To assist in our forecasting, each of our non-playing team works with their ‘line director’ to either drive income increases or cost management as part of our budget round, and ensure ongoing delivery through the year. Agreement to these figures is a rigorous Board process, and management of their achievement is a core part of every Board meeting. To assist in this, whilst the Gates Committee, comprising of a number of statistical experts, estimates attendances and what the income from gates is likely to be (incredibly well in fact) as part of the budget round, much is dependent on loyalty and home form. It would be stupid not to recognise and acknowledge that factor, and the Board does so, especially as the estimates for the first three home league games this season is already 1500 below that anticipated by the Gates Committee. The effect of this is stark, income being well below budget for these three matches alone, and is already having consequences on our planning elsewhere for the rest of this season, in order for us to shield the effect of this from the playing budget, and also on our assumptions for next season’s budget. In the context of this season, the Board is also under pressure to respond to the fact that, despite this year’s playing budget being largely spent as a result of summer activity, a crazy number of injuries is not helping and the need to look again at the finances to bring in two, or three, loan players has already been carried out.

With the above in mind opinions are wide and varied over how to best ‘balance the books’ on and off the pitch, especially in a Trust owned Club. Some say put everything into the team. That might work. Some say reinvest in the future through the Academy and that will be best long term. That might work too. Some say leave the infrastructure investment to someone else. That might work too – until one realises the price of ownership and what it takes to run a modern football club that is also competing for the next and the current generation of players when they make their choice of which club to join. All this also being delivered alongside the development of a project requiring the funding of legal and other professional services bills that will deliver one or two brand new stands with income earning potential and a significantly enhanced spectator experience all of which is being done using only working capital of the Club.

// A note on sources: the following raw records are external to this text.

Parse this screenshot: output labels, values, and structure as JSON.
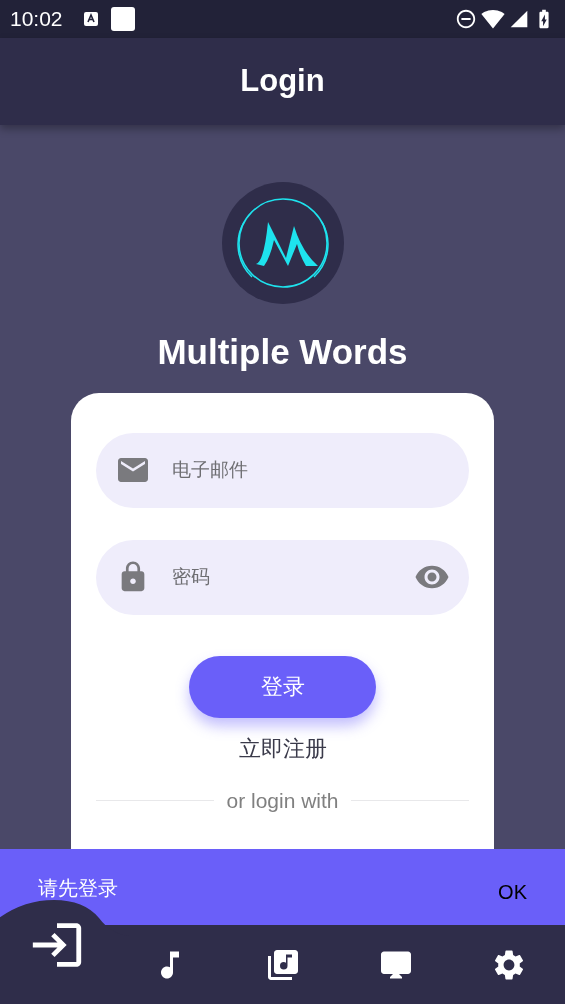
{
  "status_bar": {
    "time": "10:02"
  },
  "app_bar": {
    "title": "Login"
  },
  "app_name": "Multiple Words",
  "login_form": {
    "email": {
      "placeholder": "电子邮件"
    },
    "password": {
      "placeholder": "密码"
    },
    "submit": "登录",
    "register": "立即注册",
    "divider": "or login with"
  },
  "snackbar": {
    "message": "请先登录",
    "action": "OK"
  },
  "bottom_nav": [
    {
      "kind": "login",
      "selected": true
    },
    {
      "kind": "music",
      "selected": false
    },
    {
      "kind": "library",
      "selected": false
    },
    {
      "kind": "desktop",
      "selected": false
    },
    {
      "kind": "settings",
      "selected": false
    }
  ]
}
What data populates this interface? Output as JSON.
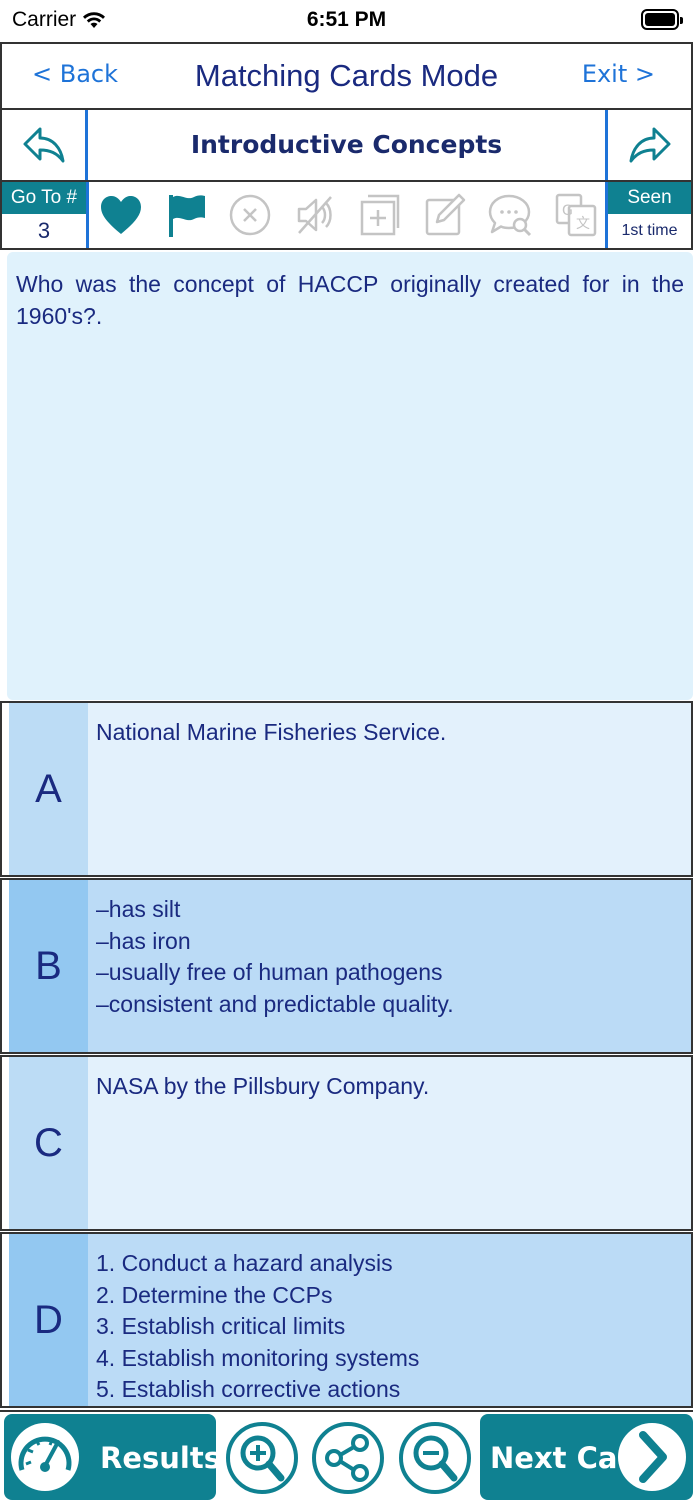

What is clear though is that the job of the Board is one of balancing the books, and trusting and managing all of the staff – playing and non-playing – to deliver to the budget that is set and agreed each year. At Exeter City, with no rich benefactor and a stadium that is seriously limited, even when partially redeveloped, as to the income it can generate on match-days and non-match days alike, the constraints are real. Clearly it is the sale of youth, and the hugely significant wage savings made by playing “one of our own” that underpins much of the above alongside cup runs. From time to time this brings playing results that disappoint us all, but that is a direct consequence of what we can afford. The Club is hugely dependent on achieving budgeted revenue in all of its income lines in order not to hit an inevitable downwards spiral. This is why attendance and other pressures matter a lot, especially when we are trying to cover for a large amount of injuries to key players.

However, we are also a Club that is open and different about the way it runs things. As a result we ask all of our employees – including the manager – to deliver and to balance the present and the future in order not to go back to the past. We also share this with our primary audience, the fans and City that own the Club.

This is why we openly share this State of the Nation.